Amid Reform Efforts, Another Baltimore Cop Accused of Being Dirty

Officer Spencer Moore

If the Baltimore Police Department’s (BPD) efforts to implement systemic reform and the actual behavior of its officers seem perpetually out of sync, this week’s developments only added to that perception.

That’s because as police commanders and lawyers from the Department of Justice (DOJ), gathered before federal judge James K. Bredar to convince him they were complying with a federal consent decree intended to overhaul the agency July 26, yet another officer was caught allegedly committing a crime that has become all too common for the beleaguered law enforcement agency.

Earlier that week police officials announced the arrest of Officer Spencer Moore; Moore was snared allegedly dealing Oxycodone pills by drug investigators in a Baltimore County parking lot.

The 14-year veteran was already suspended for an undisclosed departmental violation when the arrest occurred, raising serious questions of just how effective the new push to reform the department’s internal disciplinary process was proceeding.
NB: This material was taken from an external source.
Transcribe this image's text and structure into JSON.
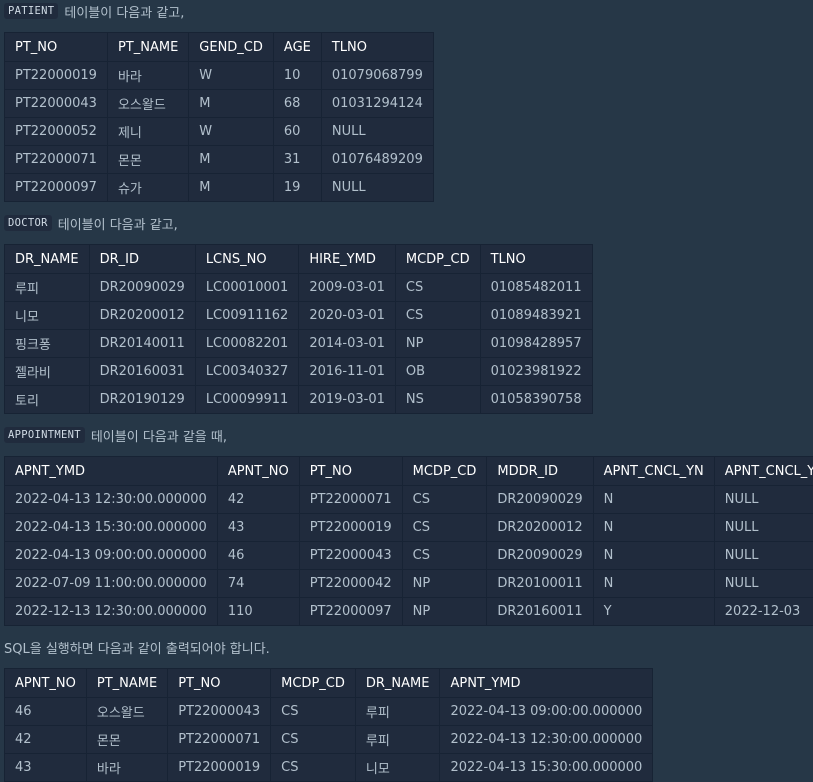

Charging documents state the transaction occurred in a Woodlawn parking lot. Narcotics investigators witnessed Spencer exit a Lexus and hand a package to the driver of a white pickup truck. Investigators later stopped Spencer and searched his car, confiscating three bottles of Oxycodone containing 100 pills.

Two of the bottles did not have prescription labels.

Moore is facing charges of possession with intent to distribute and prescription fraud. He was released on $15,000 bail July 27 and has been suspended without pay.

But Moore’s behavior, particularly while already under suspension, draws a stark contrast to the picture presented to a skeptical judge during a quarterly public progress report late last month on the agreed to reforms that the department has been implementing for months.

In an hours-long presentation inside the federal courthouse, police officials made PowerPoint presentations showing a restructured Office of Personal Responsibility, formerly known as Internal Affairs, along with a plan to beef up staffing. City officials promised to fix the culture inside the department they acknowledged was broken.

But Judge Bredar, who is overseeing the implementation of the consent decree between the city and the Department of Justice, seemed at times impatient. One theme that dominated his remarks during the hearing was civilian oversight. In a pointed comment to City Solicitor Andre Davis, Bredar was emphatic that the future of the department depended on more civilian input.

“Civilian participation is part of the Baltimore Police Department’s future, it’s inevitable,” the Judge said.

However, after the hearing ACLU of Maryland legal director David Rocah pointed to a recent push from city officials to force members of the Civilian Review Board to sign a non-disclosure agreement. The move, rejected by the board, which independently investigates complaints of police brutality, was seen by Rocah as an indication the city was not acting in good faith on Bredar’s’ instructions.

“Here again we see a disconnect between rhetoric and action,” Rocah told the AFRO.

City solicitor Andre Davis countered that the law department, which now oversees the board was only complying with public information restrictions that shield disciplinary records of police officers from public scrutiny. He urged leaders of the Maryland General Assembly to change the law to empower the board that can currently only make recommendations, not impose discipline upon officers.

“If (House) speaker (Michael) Bush and (Senate) President Mike Miller see the needs that Baltimore City feel so deeply, they’ll make the change.”

But even as officials make plans for a 2019 legislative push in Annapolis, another troubling report released at the hearing highlighted a department that is both resistant to change and ill-equipped to police itself.

The semi-annual report from the federal monitors who are tasked with providing the federal court progress updates on the BPD found the department lacked the wherewithal to provide useful data on current interactions with the public.

“To conduct comprehensive analyses of standard measurements of constitutional S/S/A (Stop, Seizures, and Arrests) activity—such as the percentage of searches that actually result in the seizure of contraband (i.e., “hit rates”) or comparative percentages of stops based on race,” the report stated, “would entail manual review of thousands and thousands of poorly organized paper records, which is impractical.”

But even more troubling for the authors, was the behavior of the department in the aftermath of the shooting death of Detective Sean Suiter.

Suiter died shortly after being shot in a West Baltimore alley in November of 2017. His death remains unsolved.

Monitors found that the BPD needlessly maintained the multi-block lockdown of the Harlem Park neighborhood where he was shot for at least five days “after the threat of an armed and dangerous suspect had dissipated.”